Segment Start: Exercise data
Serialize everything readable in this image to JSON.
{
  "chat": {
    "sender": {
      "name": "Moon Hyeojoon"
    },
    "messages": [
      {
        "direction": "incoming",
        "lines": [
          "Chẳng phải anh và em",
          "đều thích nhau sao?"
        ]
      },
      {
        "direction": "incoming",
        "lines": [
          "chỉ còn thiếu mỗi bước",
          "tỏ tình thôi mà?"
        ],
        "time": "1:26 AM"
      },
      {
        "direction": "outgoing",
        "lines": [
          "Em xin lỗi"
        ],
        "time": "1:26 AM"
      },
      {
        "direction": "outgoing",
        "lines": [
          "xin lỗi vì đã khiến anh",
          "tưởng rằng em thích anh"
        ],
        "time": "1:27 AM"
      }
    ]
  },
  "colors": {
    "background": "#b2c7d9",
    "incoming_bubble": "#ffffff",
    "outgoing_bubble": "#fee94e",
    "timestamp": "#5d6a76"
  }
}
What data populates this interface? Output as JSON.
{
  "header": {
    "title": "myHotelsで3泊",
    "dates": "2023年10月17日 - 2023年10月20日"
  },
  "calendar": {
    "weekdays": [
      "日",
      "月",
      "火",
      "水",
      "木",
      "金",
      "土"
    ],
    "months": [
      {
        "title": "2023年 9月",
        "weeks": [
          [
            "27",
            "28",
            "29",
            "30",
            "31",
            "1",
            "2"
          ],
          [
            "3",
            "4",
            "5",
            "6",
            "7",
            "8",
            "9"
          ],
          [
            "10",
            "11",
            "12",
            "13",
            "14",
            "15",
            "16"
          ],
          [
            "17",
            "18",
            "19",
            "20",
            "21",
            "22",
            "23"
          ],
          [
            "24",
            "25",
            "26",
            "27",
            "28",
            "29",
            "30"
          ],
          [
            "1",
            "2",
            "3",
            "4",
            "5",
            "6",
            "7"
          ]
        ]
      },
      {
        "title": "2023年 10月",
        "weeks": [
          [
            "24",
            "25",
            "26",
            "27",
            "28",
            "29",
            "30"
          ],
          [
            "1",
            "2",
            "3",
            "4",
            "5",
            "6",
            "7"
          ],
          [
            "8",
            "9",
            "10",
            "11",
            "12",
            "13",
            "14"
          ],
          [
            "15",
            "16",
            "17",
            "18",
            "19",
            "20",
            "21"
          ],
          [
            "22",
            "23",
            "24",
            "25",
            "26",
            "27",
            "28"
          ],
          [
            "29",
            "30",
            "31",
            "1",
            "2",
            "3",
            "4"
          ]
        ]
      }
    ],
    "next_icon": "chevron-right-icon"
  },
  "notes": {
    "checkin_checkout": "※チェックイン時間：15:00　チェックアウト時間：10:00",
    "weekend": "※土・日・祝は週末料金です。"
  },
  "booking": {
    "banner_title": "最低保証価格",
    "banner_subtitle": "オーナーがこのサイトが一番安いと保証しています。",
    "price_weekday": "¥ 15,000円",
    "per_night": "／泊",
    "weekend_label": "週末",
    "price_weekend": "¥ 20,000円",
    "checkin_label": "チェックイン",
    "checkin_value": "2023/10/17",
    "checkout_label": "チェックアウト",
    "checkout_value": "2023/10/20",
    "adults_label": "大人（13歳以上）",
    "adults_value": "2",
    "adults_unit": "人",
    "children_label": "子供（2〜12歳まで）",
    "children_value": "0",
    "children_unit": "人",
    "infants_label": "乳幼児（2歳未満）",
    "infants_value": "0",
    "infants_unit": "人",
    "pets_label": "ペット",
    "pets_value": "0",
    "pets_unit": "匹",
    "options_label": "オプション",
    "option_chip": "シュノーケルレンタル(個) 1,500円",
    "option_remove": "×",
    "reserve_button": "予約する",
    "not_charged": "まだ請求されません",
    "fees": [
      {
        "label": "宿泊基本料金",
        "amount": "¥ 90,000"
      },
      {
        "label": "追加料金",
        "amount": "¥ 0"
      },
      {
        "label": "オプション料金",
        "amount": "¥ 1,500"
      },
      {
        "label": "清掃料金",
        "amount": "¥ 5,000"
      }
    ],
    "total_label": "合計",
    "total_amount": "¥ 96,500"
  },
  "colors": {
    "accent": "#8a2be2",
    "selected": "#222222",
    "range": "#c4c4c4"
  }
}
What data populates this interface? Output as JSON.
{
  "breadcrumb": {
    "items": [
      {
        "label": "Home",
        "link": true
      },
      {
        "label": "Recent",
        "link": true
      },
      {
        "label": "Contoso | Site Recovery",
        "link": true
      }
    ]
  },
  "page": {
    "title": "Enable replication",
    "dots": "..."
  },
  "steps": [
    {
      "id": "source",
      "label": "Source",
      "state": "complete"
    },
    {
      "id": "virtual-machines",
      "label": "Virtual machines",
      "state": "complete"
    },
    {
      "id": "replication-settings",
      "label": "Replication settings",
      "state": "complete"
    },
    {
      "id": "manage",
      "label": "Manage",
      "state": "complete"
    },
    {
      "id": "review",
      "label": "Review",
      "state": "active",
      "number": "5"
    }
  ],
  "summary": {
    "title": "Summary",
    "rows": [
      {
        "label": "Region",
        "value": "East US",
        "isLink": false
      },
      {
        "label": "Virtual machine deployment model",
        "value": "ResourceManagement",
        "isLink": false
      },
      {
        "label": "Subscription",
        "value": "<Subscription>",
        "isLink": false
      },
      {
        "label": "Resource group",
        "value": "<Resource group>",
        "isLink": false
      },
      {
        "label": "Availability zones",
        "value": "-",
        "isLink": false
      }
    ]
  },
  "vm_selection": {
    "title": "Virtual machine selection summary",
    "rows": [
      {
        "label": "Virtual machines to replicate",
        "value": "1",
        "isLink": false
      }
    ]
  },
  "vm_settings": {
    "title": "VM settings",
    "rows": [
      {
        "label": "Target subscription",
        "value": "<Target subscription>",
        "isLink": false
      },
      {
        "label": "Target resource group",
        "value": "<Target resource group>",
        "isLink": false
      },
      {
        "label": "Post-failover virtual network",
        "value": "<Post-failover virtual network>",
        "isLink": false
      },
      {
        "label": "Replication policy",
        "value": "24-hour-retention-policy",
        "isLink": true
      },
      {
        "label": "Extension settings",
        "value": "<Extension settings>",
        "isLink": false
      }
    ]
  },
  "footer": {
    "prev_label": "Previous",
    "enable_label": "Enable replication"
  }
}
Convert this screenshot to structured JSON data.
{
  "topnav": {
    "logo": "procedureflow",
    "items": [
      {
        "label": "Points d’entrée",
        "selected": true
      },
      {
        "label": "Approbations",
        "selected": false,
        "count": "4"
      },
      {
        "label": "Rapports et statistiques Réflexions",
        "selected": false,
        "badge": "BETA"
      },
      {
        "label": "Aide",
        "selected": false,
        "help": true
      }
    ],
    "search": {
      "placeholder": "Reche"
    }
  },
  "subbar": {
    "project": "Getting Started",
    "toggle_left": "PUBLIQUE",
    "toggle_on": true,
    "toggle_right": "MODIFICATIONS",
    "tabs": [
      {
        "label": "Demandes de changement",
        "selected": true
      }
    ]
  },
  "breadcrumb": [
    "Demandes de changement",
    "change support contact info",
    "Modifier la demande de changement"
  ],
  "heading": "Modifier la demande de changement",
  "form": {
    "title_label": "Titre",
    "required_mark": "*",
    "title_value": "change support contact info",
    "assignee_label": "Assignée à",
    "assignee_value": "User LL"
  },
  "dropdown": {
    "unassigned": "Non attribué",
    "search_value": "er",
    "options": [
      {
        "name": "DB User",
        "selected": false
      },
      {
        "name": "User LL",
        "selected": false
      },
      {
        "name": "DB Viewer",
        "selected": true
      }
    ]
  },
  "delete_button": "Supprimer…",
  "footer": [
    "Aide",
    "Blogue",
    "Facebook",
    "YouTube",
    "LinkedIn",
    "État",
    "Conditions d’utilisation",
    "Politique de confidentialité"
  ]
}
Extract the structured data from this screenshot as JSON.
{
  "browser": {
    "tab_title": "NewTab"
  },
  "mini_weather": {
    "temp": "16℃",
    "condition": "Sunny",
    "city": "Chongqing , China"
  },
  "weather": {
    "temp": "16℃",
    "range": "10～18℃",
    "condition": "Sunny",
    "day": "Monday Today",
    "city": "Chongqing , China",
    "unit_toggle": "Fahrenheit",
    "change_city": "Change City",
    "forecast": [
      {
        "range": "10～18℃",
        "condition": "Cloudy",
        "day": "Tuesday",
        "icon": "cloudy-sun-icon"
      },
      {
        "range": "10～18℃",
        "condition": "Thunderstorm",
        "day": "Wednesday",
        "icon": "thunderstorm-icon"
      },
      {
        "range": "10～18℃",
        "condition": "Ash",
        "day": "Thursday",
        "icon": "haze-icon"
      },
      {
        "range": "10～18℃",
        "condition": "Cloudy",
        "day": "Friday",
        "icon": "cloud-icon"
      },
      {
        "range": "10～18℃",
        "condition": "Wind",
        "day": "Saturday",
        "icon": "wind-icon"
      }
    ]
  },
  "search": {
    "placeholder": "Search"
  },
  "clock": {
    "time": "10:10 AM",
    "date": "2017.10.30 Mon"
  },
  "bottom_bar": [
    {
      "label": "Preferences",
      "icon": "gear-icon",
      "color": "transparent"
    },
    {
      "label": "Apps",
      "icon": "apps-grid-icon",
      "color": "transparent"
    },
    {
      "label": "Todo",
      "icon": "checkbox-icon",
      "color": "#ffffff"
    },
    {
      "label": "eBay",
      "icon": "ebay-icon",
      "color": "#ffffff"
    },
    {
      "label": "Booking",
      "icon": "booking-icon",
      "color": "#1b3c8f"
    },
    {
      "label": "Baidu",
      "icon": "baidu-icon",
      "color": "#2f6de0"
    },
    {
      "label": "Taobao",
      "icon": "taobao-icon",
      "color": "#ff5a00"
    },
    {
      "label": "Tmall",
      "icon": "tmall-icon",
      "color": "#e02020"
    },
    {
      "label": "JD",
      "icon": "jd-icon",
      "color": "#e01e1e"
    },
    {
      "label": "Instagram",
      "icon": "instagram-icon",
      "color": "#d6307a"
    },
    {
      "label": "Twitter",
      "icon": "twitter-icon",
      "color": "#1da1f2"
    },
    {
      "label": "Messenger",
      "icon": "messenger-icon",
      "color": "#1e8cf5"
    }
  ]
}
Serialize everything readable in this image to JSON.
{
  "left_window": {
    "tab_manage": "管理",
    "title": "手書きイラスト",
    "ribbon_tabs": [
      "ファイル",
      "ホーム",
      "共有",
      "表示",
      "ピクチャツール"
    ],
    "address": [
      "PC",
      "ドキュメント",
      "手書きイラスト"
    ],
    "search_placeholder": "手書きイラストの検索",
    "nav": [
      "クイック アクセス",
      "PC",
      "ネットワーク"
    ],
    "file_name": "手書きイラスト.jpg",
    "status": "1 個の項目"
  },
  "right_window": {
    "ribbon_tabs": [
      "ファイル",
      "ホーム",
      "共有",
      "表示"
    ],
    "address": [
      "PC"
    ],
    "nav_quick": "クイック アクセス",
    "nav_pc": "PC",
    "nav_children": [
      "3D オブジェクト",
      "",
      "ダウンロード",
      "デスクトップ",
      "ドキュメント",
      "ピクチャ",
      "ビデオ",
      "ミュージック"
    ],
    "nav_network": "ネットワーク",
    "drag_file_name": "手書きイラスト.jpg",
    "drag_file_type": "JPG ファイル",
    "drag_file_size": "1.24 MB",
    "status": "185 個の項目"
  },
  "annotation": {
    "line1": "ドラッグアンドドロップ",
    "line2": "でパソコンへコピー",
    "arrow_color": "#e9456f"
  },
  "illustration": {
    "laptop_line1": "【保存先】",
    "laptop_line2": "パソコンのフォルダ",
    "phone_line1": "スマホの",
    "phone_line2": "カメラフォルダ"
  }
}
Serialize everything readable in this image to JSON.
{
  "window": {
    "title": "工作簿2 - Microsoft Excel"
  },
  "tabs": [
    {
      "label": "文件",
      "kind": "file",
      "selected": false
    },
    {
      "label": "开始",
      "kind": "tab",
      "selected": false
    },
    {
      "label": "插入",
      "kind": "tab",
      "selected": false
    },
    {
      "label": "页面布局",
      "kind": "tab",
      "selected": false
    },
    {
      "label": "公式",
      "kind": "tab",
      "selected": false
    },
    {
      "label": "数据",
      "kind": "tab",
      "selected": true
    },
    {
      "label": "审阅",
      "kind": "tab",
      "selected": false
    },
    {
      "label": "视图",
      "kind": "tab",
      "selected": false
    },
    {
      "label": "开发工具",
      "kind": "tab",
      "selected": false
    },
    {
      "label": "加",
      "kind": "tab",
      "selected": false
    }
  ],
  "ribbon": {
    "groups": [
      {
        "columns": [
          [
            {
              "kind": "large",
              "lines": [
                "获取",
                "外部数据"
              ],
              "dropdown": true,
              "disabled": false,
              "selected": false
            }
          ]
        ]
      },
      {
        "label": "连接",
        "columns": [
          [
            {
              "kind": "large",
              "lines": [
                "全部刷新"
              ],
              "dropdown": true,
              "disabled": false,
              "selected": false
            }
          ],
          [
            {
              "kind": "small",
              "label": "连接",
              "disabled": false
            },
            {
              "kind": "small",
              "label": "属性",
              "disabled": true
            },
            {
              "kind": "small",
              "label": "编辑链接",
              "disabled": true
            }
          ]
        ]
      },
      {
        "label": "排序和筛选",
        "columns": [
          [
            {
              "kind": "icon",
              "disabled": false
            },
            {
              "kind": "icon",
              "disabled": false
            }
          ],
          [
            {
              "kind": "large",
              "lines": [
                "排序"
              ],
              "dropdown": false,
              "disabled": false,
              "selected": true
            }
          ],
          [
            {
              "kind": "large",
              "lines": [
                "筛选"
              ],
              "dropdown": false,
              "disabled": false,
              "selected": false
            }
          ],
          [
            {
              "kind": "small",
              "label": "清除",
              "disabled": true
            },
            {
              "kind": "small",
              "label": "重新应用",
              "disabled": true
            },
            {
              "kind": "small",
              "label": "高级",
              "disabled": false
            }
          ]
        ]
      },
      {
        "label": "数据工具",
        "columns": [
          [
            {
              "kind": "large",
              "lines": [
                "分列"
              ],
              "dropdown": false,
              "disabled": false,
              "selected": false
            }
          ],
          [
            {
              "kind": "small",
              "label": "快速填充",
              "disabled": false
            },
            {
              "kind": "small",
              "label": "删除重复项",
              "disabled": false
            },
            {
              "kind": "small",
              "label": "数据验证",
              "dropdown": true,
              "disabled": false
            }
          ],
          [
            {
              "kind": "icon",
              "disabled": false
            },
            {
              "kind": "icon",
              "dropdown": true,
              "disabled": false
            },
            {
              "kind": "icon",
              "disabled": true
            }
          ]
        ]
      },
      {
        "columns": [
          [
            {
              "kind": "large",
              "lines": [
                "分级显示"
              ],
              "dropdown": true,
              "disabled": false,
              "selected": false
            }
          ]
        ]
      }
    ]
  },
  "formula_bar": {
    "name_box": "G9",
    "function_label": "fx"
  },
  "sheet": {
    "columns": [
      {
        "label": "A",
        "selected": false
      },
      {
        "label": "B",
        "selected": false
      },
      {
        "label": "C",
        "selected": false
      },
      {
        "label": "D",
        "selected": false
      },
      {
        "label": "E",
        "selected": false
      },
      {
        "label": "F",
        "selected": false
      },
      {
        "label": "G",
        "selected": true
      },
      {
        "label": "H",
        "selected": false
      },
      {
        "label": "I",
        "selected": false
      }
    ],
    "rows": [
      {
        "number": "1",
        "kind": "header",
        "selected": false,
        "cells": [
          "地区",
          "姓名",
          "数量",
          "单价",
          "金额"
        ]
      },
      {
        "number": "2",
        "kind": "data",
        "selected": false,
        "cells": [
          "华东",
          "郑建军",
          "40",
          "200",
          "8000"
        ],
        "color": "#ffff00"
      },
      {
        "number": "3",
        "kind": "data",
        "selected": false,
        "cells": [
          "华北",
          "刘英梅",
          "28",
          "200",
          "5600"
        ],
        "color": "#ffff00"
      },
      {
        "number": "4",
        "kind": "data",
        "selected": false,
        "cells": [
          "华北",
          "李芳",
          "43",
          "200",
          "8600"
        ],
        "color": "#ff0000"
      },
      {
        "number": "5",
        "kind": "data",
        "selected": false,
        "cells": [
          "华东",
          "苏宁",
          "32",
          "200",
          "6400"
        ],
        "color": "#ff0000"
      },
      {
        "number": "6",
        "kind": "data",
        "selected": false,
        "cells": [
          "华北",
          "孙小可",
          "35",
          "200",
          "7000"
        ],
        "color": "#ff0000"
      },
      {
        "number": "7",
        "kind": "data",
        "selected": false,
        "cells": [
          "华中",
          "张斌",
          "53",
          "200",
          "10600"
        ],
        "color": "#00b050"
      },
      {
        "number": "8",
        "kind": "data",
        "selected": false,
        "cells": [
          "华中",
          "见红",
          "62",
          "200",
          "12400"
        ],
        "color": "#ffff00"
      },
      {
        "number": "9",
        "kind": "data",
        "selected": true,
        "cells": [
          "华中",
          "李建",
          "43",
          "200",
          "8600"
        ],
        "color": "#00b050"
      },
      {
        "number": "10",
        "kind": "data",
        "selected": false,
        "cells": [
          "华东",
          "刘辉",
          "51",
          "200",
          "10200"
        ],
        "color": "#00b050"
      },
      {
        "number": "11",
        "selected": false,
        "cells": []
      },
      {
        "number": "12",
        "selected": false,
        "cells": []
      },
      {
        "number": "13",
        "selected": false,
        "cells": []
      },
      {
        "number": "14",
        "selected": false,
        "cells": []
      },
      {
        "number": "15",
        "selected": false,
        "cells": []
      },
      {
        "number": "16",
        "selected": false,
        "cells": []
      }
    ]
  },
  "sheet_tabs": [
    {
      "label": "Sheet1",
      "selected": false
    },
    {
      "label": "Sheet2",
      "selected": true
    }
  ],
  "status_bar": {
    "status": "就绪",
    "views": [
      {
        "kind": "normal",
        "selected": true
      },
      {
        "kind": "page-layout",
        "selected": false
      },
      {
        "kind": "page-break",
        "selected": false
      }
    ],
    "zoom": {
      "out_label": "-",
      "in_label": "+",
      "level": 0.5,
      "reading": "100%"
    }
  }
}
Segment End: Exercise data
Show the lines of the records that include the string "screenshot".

Convert this screenshot to structured JSON data.
Extract the structured data from this screenshot as JSON.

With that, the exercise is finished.